YOUR ASSIGNMENT:
Locate every line below that contains the word "true" and copy it.

#####

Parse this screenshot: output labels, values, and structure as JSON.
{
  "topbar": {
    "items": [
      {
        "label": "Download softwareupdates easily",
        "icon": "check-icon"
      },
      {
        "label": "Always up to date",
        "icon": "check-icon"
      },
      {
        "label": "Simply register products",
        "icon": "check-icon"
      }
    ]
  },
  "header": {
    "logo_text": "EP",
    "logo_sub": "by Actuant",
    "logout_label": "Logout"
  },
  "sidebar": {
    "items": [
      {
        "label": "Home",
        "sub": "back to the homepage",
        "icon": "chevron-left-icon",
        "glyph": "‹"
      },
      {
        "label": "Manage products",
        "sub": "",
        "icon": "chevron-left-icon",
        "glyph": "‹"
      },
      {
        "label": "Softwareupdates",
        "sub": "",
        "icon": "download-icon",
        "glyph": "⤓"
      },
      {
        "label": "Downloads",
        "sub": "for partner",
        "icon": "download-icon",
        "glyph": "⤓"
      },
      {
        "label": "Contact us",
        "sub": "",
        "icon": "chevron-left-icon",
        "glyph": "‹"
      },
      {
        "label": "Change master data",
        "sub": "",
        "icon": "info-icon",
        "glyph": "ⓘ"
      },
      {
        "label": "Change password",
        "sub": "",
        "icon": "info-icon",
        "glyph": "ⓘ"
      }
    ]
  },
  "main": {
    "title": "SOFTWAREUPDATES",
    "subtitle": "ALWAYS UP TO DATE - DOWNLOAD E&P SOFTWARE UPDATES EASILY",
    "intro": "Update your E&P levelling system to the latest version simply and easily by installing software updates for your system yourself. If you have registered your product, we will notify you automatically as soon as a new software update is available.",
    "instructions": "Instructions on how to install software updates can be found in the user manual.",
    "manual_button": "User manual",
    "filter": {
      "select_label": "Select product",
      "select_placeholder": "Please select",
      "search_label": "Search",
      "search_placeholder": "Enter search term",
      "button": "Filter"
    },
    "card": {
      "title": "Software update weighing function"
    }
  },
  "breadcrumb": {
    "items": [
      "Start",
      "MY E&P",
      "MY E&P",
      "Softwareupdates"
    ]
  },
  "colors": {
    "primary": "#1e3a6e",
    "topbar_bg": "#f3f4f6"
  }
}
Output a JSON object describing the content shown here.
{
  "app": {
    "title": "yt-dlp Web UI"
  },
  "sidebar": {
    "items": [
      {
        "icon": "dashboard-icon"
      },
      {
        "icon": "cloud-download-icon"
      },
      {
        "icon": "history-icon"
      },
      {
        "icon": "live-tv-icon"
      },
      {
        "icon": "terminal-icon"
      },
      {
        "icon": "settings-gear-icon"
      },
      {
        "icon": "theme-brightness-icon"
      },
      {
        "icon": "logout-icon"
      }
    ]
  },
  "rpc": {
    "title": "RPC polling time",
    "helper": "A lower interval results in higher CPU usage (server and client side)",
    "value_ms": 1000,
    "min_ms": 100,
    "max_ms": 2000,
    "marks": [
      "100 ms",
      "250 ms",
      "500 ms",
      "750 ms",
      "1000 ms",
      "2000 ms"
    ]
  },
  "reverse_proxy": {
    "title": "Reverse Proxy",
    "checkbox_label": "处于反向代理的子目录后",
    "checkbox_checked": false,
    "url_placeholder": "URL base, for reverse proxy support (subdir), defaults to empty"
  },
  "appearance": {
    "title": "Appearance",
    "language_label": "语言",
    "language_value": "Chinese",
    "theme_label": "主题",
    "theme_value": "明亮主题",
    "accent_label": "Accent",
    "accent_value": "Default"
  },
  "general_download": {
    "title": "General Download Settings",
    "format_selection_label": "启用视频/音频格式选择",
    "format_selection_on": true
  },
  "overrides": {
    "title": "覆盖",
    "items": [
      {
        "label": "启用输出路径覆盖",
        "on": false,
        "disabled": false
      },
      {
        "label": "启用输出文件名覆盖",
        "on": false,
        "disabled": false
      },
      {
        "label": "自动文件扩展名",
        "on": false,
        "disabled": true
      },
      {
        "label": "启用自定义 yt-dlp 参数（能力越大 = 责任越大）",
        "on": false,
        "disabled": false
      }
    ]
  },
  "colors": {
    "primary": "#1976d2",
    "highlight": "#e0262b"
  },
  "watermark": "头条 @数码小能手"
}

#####

EXERCISE RESULT:
    "format_selection_on": true
        "disabled": true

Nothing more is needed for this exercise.